> **Prompt**
Lines of the material that include the string "Receitas" should be returned.

> **Input records**
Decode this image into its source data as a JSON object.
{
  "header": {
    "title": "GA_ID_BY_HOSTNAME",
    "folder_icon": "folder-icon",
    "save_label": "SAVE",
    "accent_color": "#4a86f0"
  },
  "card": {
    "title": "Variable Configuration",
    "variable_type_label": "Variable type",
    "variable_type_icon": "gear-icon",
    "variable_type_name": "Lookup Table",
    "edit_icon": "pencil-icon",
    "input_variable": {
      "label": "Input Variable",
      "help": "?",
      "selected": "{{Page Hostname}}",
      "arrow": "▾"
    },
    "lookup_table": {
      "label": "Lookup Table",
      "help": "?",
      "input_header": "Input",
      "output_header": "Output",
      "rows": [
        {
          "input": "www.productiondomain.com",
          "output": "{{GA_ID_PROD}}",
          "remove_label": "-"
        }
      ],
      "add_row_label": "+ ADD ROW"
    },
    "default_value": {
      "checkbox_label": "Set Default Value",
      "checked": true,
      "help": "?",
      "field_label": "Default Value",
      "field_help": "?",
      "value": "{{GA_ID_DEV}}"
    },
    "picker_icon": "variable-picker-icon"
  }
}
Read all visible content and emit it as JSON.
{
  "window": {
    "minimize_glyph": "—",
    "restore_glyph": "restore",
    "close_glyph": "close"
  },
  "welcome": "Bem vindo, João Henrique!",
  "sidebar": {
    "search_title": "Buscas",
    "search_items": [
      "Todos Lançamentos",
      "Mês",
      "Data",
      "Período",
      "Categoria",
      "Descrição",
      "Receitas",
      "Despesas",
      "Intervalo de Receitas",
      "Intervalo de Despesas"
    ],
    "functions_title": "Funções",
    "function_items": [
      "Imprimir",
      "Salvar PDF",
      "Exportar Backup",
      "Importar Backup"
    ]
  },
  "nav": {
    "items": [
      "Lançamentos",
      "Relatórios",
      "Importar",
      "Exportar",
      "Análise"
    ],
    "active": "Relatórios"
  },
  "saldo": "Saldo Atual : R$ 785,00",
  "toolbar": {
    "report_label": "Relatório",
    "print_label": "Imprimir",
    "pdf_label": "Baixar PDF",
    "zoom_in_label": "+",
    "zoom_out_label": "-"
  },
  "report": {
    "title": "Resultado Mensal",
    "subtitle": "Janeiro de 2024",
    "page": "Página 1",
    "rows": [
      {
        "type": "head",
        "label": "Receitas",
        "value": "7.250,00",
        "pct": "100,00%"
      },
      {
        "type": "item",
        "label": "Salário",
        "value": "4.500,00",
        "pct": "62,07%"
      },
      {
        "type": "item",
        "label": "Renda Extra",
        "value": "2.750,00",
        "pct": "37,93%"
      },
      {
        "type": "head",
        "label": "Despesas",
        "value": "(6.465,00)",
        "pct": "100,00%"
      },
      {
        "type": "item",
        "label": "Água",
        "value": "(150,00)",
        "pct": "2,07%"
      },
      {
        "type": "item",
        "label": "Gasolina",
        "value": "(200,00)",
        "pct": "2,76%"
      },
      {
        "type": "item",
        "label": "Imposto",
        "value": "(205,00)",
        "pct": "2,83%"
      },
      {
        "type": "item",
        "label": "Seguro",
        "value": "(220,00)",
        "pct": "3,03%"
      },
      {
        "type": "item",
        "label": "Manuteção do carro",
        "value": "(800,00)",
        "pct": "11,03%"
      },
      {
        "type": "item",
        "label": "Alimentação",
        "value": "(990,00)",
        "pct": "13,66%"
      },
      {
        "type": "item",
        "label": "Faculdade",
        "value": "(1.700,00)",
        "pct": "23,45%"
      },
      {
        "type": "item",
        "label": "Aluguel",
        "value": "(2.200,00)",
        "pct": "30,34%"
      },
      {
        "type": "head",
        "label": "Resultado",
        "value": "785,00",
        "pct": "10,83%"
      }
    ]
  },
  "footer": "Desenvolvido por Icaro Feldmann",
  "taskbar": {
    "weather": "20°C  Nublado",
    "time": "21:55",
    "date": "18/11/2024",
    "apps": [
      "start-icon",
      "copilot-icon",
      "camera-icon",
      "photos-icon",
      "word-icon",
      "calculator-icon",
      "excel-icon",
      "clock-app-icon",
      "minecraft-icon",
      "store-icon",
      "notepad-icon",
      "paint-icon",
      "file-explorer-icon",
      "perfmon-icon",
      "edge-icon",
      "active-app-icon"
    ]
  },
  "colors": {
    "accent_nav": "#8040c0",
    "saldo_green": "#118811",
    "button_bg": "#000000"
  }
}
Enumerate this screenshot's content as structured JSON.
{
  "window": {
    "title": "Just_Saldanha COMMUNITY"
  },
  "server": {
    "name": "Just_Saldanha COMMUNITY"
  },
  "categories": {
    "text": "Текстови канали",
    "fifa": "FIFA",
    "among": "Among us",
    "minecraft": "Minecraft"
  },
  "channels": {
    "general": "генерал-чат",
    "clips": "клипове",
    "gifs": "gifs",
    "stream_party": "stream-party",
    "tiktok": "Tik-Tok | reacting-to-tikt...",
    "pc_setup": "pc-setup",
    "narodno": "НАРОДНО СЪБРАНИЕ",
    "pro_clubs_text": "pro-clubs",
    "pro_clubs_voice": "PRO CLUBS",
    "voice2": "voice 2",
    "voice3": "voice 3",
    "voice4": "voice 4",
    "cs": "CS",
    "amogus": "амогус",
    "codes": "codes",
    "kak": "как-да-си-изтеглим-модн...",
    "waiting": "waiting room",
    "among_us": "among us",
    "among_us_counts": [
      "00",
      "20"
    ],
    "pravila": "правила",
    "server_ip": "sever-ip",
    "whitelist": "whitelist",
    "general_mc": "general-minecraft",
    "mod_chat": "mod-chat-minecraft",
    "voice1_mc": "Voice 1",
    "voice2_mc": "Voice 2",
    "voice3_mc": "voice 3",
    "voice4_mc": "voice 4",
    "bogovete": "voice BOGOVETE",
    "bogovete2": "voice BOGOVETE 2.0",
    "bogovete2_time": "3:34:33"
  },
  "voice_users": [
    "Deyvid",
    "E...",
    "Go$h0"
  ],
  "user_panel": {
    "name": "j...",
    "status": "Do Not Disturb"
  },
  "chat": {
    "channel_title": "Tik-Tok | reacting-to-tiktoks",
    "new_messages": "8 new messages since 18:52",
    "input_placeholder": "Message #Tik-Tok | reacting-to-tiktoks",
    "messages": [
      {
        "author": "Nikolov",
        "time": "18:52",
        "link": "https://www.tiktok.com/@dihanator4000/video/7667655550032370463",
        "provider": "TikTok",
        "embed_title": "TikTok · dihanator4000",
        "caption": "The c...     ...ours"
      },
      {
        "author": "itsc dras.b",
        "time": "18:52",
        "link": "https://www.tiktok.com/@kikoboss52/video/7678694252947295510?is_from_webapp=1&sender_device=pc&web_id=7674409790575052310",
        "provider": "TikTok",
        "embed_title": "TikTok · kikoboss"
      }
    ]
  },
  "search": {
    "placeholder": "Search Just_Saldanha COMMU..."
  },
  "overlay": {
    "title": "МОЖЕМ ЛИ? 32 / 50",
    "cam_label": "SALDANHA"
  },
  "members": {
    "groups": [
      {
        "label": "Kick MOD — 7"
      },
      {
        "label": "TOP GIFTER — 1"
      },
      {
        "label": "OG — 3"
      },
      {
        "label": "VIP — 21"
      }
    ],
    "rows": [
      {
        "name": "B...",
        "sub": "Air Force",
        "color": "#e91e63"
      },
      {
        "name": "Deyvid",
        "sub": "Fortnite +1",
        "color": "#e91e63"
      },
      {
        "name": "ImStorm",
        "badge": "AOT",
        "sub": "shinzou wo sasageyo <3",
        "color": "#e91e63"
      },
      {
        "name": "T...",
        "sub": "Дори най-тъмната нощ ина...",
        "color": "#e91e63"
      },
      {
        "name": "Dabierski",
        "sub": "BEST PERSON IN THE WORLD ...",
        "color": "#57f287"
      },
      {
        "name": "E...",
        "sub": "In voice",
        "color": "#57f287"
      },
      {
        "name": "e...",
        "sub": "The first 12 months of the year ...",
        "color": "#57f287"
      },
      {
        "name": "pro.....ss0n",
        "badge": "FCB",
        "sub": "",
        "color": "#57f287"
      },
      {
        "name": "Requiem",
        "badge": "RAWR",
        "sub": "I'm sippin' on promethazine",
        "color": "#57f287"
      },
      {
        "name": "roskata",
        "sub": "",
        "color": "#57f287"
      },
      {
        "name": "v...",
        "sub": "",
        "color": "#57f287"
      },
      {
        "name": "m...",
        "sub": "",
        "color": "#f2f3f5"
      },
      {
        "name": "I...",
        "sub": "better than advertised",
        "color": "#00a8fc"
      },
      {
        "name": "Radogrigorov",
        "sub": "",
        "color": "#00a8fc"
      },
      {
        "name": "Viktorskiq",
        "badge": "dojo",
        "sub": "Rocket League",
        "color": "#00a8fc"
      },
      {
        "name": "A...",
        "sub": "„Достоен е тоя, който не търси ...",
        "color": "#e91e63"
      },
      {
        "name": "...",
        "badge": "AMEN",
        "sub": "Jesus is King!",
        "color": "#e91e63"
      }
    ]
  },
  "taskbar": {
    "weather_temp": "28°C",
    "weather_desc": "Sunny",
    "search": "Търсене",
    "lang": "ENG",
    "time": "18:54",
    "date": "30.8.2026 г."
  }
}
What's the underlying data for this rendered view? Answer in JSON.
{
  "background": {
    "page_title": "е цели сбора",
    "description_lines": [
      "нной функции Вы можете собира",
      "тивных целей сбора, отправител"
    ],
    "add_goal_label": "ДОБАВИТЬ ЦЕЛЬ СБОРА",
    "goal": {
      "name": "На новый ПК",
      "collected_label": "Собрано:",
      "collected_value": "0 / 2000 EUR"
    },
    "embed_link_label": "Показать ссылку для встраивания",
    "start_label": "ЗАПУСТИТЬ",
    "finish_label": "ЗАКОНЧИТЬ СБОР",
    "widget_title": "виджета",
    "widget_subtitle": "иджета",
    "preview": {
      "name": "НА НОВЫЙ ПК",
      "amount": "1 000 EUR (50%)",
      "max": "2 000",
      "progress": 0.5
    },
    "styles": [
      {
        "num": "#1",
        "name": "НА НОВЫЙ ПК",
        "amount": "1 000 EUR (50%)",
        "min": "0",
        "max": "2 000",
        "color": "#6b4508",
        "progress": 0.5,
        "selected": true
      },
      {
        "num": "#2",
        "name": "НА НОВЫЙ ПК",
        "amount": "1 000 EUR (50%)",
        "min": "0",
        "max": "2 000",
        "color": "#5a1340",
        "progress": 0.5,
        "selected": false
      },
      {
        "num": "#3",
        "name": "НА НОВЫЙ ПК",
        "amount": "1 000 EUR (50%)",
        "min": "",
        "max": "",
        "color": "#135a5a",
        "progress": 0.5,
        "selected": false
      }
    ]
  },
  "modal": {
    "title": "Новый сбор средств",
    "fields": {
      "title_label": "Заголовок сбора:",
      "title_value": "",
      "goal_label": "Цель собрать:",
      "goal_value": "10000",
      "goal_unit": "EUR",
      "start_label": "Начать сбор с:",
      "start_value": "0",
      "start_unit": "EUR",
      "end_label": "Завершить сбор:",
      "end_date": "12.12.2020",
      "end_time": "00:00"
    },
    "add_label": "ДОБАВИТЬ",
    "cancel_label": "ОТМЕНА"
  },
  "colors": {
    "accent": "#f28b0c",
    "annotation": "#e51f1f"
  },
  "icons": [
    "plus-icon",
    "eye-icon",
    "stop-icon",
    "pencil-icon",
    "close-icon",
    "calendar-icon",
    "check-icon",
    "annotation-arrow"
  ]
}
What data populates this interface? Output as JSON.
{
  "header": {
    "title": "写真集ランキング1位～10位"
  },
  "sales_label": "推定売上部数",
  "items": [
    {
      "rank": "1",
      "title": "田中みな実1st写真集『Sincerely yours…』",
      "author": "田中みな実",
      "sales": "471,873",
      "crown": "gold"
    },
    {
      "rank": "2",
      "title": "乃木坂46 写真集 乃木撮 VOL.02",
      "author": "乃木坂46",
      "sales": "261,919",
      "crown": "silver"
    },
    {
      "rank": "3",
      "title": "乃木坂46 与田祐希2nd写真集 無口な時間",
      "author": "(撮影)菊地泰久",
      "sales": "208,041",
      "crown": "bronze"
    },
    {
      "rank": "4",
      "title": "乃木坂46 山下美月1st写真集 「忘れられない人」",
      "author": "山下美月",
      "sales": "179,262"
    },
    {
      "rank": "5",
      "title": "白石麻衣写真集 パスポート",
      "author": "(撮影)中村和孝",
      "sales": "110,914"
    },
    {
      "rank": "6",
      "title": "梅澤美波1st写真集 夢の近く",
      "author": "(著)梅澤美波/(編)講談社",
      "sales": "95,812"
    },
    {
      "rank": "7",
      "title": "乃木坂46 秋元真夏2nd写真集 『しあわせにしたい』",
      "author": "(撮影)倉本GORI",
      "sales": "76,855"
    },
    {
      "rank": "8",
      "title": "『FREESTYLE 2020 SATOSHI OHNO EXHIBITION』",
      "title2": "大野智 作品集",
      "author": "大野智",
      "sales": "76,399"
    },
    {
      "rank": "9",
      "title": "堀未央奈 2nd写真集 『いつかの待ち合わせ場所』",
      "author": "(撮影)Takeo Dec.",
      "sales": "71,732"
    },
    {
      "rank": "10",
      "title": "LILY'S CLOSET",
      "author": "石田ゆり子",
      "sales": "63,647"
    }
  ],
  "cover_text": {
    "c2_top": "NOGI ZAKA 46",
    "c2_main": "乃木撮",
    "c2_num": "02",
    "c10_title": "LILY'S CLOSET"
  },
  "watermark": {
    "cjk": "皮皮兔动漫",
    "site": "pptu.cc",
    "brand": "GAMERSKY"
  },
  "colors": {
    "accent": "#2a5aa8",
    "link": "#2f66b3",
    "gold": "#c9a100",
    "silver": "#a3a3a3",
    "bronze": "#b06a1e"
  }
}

> **Answer space**
      "Receitas",
      "Intervalo de Receitas",
        "label": "Receitas",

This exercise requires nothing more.